▶ [EXERCISE DIRECTIONS]:
Give the records again in full, exactly as they appear.

▶ [Items listed in a dataset]:
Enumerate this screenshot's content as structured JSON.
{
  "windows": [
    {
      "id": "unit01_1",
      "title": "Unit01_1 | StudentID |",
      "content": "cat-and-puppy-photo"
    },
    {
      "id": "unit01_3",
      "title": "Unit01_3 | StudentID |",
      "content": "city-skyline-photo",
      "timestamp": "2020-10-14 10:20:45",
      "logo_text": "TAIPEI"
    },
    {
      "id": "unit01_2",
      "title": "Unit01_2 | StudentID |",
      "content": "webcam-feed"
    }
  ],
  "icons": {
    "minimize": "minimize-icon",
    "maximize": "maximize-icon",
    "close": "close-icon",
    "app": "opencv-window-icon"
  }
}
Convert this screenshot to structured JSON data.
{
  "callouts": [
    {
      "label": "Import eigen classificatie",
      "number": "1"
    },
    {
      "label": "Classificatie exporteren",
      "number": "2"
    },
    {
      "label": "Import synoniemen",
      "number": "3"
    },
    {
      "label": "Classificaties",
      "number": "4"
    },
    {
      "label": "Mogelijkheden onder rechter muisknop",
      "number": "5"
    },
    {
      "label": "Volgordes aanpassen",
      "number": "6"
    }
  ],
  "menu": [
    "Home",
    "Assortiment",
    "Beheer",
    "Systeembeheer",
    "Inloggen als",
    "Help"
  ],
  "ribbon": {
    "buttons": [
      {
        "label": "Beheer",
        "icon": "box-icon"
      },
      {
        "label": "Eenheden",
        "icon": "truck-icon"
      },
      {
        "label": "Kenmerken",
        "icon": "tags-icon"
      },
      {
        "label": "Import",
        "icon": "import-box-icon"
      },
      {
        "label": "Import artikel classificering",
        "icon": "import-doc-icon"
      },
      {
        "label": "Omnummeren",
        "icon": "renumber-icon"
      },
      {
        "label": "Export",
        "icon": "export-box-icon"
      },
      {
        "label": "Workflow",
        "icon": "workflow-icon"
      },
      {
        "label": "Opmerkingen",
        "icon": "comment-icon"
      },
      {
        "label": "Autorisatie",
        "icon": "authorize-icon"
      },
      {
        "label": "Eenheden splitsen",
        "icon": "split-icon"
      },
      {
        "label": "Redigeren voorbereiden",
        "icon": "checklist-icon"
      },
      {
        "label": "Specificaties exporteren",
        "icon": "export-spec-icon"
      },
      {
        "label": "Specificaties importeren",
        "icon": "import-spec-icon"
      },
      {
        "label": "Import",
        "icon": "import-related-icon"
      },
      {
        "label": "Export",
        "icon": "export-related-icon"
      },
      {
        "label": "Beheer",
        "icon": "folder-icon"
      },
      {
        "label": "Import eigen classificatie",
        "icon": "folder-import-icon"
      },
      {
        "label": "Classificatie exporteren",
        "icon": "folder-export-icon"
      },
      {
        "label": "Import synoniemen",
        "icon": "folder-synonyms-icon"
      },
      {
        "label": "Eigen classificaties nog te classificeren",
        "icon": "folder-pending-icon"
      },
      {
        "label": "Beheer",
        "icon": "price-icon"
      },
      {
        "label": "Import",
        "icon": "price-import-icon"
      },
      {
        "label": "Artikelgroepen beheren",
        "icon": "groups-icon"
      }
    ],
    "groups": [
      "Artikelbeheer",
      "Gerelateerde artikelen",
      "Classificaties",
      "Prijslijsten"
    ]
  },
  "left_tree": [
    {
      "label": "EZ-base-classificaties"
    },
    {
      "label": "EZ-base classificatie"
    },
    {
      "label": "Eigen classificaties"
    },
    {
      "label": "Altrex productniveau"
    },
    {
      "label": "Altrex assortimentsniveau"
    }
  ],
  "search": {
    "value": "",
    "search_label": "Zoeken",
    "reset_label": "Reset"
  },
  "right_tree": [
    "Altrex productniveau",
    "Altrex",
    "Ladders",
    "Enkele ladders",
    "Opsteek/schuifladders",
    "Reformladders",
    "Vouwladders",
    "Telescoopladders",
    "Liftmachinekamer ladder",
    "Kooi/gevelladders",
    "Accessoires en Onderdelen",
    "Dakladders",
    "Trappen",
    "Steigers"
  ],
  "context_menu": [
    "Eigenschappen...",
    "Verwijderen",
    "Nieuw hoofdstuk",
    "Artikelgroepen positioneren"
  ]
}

▶ [RESPONSE TO THIS TASK]:
Enumerate this screenshot's content as structured JSON.
{
  "windows": [
    {
      "id": "unit01_1",
      "title": "Unit01_1 | StudentID |",
      "content": "cat-and-puppy-photo"
    },
    {
      "id": "unit01_3",
      "title": "Unit01_3 | StudentID |",
      "content": "city-skyline-photo",
      "timestamp": "2020-10-14 10:20:45",
      "logo_text": "TAIPEI"
    },
    {
      "id": "unit01_2",
      "title": "Unit01_2 | StudentID |",
      "content": "webcam-feed"
    }
  ],
  "icons": {
    "minimize": "minimize-icon",
    "maximize": "maximize-icon",
    "close": "close-icon",
    "app": "opencv-window-icon"
  }
}
Convert this screenshot to structured JSON data.
{
  "callouts": [
    {
      "label": "Import eigen classificatie",
      "number": "1"
    },
    {
      "label": "Classificatie exporteren",
      "number": "2"
    },
    {
      "label": "Import synoniemen",
      "number": "3"
    },
    {
      "label": "Classificaties",
      "number": "4"
    },
    {
      "label": "Mogelijkheden onder rechter muisknop",
      "number": "5"
    },
    {
      "label": "Volgordes aanpassen",
      "number": "6"
    }
  ],
  "menu": [
    "Home",
    "Assortiment",
    "Beheer",
    "Systeembeheer",
    "Inloggen als",
    "Help"
  ],
  "ribbon": {
    "buttons": [
      {
        "label": "Beheer",
        "icon": "box-icon"
      },
      {
        "label": "Eenheden",
        "icon": "truck-icon"
      },
      {
        "label": "Kenmerken",
        "icon": "tags-icon"
      },
      {
        "label": "Import",
        "icon": "import-box-icon"
      },
      {
        "label": "Import artikel classificering",
        "icon": "import-doc-icon"
      },
      {
        "label": "Omnummeren",
        "icon": "renumber-icon"
      },
      {
        "label": "Export",
        "icon": "export-box-icon"
      },
      {
        "label": "Workflow",
        "icon": "workflow-icon"
      },
      {
        "label": "Opmerkingen",
        "icon": "comment-icon"
      },
      {
        "label": "Autorisatie",
        "icon": "authorize-icon"
      },
      {
        "label": "Eenheden splitsen",
        "icon": "split-icon"
      },
      {
        "label": "Redigeren voorbereiden",
        "icon": "checklist-icon"
      },
      {
        "label": "Specificaties exporteren",
        "icon": "export-spec-icon"
      },
      {
        "label": "Specificaties importeren",
        "icon": "import-spec-icon"
      },
      {
        "label": "Import",
        "icon": "import-related-icon"
      },
      {
        "label": "Export",
        "icon": "export-related-icon"
      },
      {
        "label": "Beheer",
        "icon": "folder-icon"
      },
      {
        "label": "Import eigen classificatie",
        "icon": "folder-import-icon"
      },
      {
        "label": "Classificatie exporteren",
        "icon": "folder-export-icon"
      },
      {
        "label": "Import synoniemen",
        "icon": "folder-synonyms-icon"
      },
      {
        "label": "Eigen classificaties nog te classificeren",
        "icon": "folder-pending-icon"
      },
      {
        "label": "Beheer",
        "icon": "price-icon"
      },
      {
        "label": "Import",
        "icon": "price-import-icon"
      },
      {
        "label": "Artikelgroepen beheren",
        "icon": "groups-icon"
      }
    ],
    "groups": [
      "Artikelbeheer",
      "Gerelateerde artikelen",
      "Classificaties",
      "Prijslijsten"
    ]
  },
  "left_tree": [
    {
      "label": "EZ-base-classificaties"
    },
    {
      "label": "EZ-base classificatie"
    },
    {
      "label": "Eigen classificaties"
    },
    {
      "label": "Altrex productniveau"
    },
    {
      "label": "Altrex assortimentsniveau"
    }
  ],
  "search": {
    "value": "",
    "search_label": "Zoeken",
    "reset_label": "Reset"
  },
  "right_tree": [
    "Altrex productniveau",
    "Altrex",
    "Ladders",
    "Enkele ladders",
    "Opsteek/schuifladders",
    "Reformladders",
    "Vouwladders",
    "Telescoopladders",
    "Liftmachinekamer ladder",
    "Kooi/gevelladders",
    "Accessoires en Onderdelen",
    "Dakladders",
    "Trappen",
    "Steigers"
  ],
  "context_menu": [
    "Eigenschappen...",
    "Verwijderen",
    "Nieuw hoofdstuk",
    "Artikelgroepen positioneren"
  ]
}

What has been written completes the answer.